|Year of Death||1917|
|Place of Wartime Residence||Wick, Highland|
Guardsman Alexander Jack was killed at Poelcappele on 9th October 1917. His daughter was 9 years old. His son was 3. Since I was very small I was told the story that my grandmother(who also died before I was born) had bought a new hat and kitted out the children and was going down to the station to meet the trains as grandfather was due leave. A lot of Seaforths arrived back and were surprised to see her there. One took her on the side and told her that my grandfather had been on the line to come home; they had come under fire and as a sniper, he had been sent out to deal with it and had been killed. The news was in Wick with returning troops before the official notification.
On the train coming home on leave;came under fire;as sniper sent out and killed
As I grew up, it seemed odd to me that a sniper was sent out after 'big guns' from a train, but did not question this as Mum never really got over the early loss of her father whom she worshipped. The family struggled to cope, but as a Guard's widow my grandmother's pension was a bit more than some and mother won a scholarship which meant her brother was educated through university and she got a good job too. I was also told that his name was in the Menin Gate. When I visited Belgium I found that this was not the case and that he was commemorated at Tyne Cot on the wall there.
Thank you to the kind Belgian who saw my distress and sent us to the correct location.
Since my mother's death and the internet I have learnt a lot more. I now have the attestation papers and the plaque and the commemoration roll given by the King as well as the medals. Only last year, we found a wee booklet published in Belgium regarding the Poelcapelle action which we were beginning to think was the forgotten sector. By then, thanks to Kiplings Irish Guard's book we had established where the Scots Guards had been based and found the remains of the narrow gauge line which the troops had been using as access to the front across the quagmire of the Salient.
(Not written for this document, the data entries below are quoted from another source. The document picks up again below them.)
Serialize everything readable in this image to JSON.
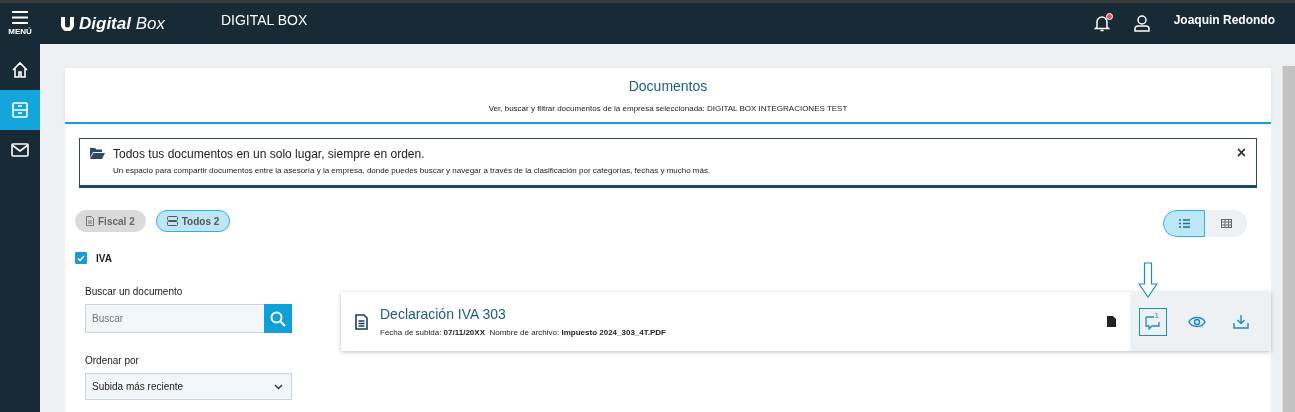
{
  "topbar": {
    "menu_label": "MENÚ",
    "logo_text": "Digital",
    "logo_sub": "Box",
    "app_title": "DIGITAL BOX",
    "notifications_unread": true,
    "user_name": "Joaquin Redondo"
  },
  "sidebar": {
    "items": [
      {
        "kind": "home",
        "selected": false
      },
      {
        "kind": "documents",
        "selected": true
      },
      {
        "kind": "mail",
        "selected": false
      }
    ]
  },
  "header": {
    "title": "Documentos",
    "subtitle": "Ver, buscar y filtrar documentos de la empresa seleccionada: DIGITAL BOX INTEGRACIONES TEST"
  },
  "banner": {
    "title": "Todos tus documentos en un solo lugar, siempre en orden.",
    "text": "Un espacio para compartir documentos entre la asesoría y la empresa, donde puedes buscar y navegar a través de la clasificación por categorías, fechas y mucho más.",
    "close": "×"
  },
  "chips": [
    {
      "label": "Fiscal 2",
      "kind": "fiscal",
      "selected": false
    },
    {
      "label": "Todos 2",
      "kind": "all",
      "selected": true
    }
  ],
  "view_toggle": [
    {
      "kind": "list",
      "selected": true
    },
    {
      "kind": "grid",
      "selected": false
    }
  ],
  "filters": [
    {
      "label": "IVA",
      "checked": true
    }
  ],
  "search": {
    "label": "Buscar un documento",
    "placeholder": "Buscar"
  },
  "sort": {
    "label": "Ordenar por",
    "value": "Subida más reciente"
  },
  "documents": [
    {
      "title": "Declaración IVA 303",
      "date_label": "Fecha de subida:",
      "date": "07/11/20XX",
      "file_label": "Nombre de archivo:",
      "file": "Impuesto 2024_303_4T.PDF",
      "comments": "1",
      "highlighted": true
    }
  ]
}
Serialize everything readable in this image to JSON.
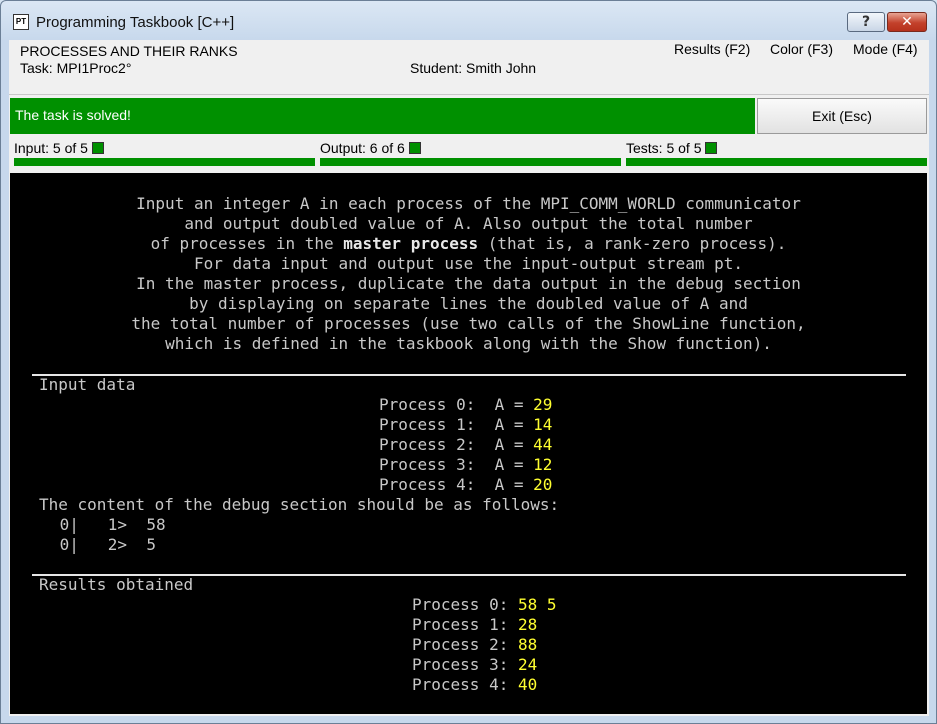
{
  "window": {
    "title": "Programming Taskbook [C++]",
    "icon_text": "PT"
  },
  "header": {
    "topic": "PROCESSES AND THEIR RANKS",
    "task": "Task: MPI1Proc2°",
    "student": "Student: Smith John"
  },
  "menu": {
    "results": "Results (F2)",
    "color": "Color (F3)",
    "mode": "Mode (F4)"
  },
  "status": {
    "text": "The task is solved!",
    "exit_label": "Exit (Esc)",
    "color": "#009000"
  },
  "progress": {
    "input": {
      "label": "Input: 5 of 5",
      "fraction": 1.0
    },
    "output": {
      "label": "Output: 6 of 6",
      "fraction": 1.0
    },
    "tests": {
      "label": "Tests: 5 of 5",
      "fraction": 1.0
    }
  },
  "description": [
    "Input an integer A in each process of the MPI_COMM_WORLD communicator",
    "and output doubled value of A. Also output the total number",
    {
      "pre": "of processes in the ",
      "bold": "master process",
      "post": " (that is, a rank-zero process)."
    },
    "For data input and output use the input-output stream pt.",
    "In the master process, duplicate the data output in the debug section",
    "by displaying on separate lines the doubled value of A and",
    "the total number of processes (use two calls of the ShowLine function,",
    "which is defined in the taskbook along with the Show function)."
  ],
  "input_section": {
    "title": "Input data",
    "rows": [
      {
        "label": "Process 0:  A = ",
        "value": "29"
      },
      {
        "label": "Process 1:  A = ",
        "value": "14"
      },
      {
        "label": "Process 2:  A = ",
        "value": "44"
      },
      {
        "label": "Process 3:  A = ",
        "value": "12"
      },
      {
        "label": "Process 4:  A = ",
        "value": "20"
      }
    ],
    "debug_caption": "The content of the debug section should be as follows:",
    "debug_lines": [
      " 0|   1>  58",
      " 0|   2>  5"
    ]
  },
  "results_section": {
    "title": "Results obtained",
    "rows": [
      {
        "label": "Process 0: ",
        "value": "58 5"
      },
      {
        "label": "Process 1: ",
        "value": "28"
      },
      {
        "label": "Process 2: ",
        "value": "88"
      },
      {
        "label": "Process 3: ",
        "value": "24"
      },
      {
        "label": "Process 4: ",
        "value": "40"
      }
    ]
  },
  "colors": {
    "value_yellow": "#ffff30",
    "console_bg": "#000000",
    "text_gray": "#c8c8c8"
  }
}
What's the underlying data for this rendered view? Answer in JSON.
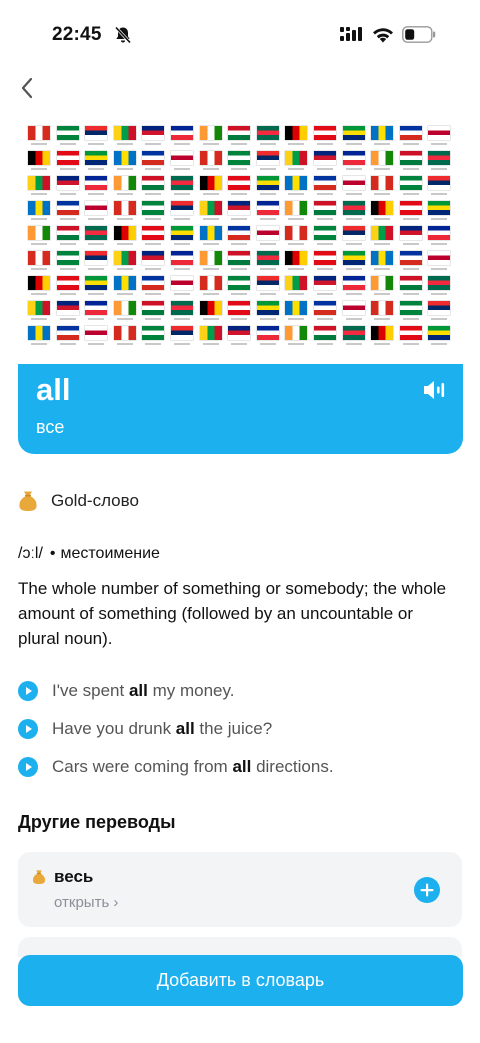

Now we know that the Guards achieved their objective on 9th October (was it because it was a success that it is ignored?), but late in the day had come under heavy fire from the woods and snipers had been sent out to deal with this. We have even now worked out where this happened but that is for the next trip.
Now the story makes sense. Grandfather had been on a line - the access line to the front and he had come under fire and snipers had been sent out and there had been cinsiderable losses. We've even learnt that there must have been a field grave, but as the area changed hands several times after 9th October, the location was lost. But the account we found last November, states clearly that the Germans had 'tidied' the area and we wonder if by any chance, Grandfather did find a resting place in Poelcapelle Commonwealth Cemetery where there are a lot of Scots Guards and the majority of graves are unknowns. It would be nice to know he was 'safe'. We will continue to search for more information and maybe retrace his journey to the sniper attack and make a video and photo record of our researches.
Yes he was on the line(as his leave had been cancelled or postponed) and yes he was a sniper sent to deal with troublesome firing. Not quite as the story was handed down, but still truthful.
Lest we forget.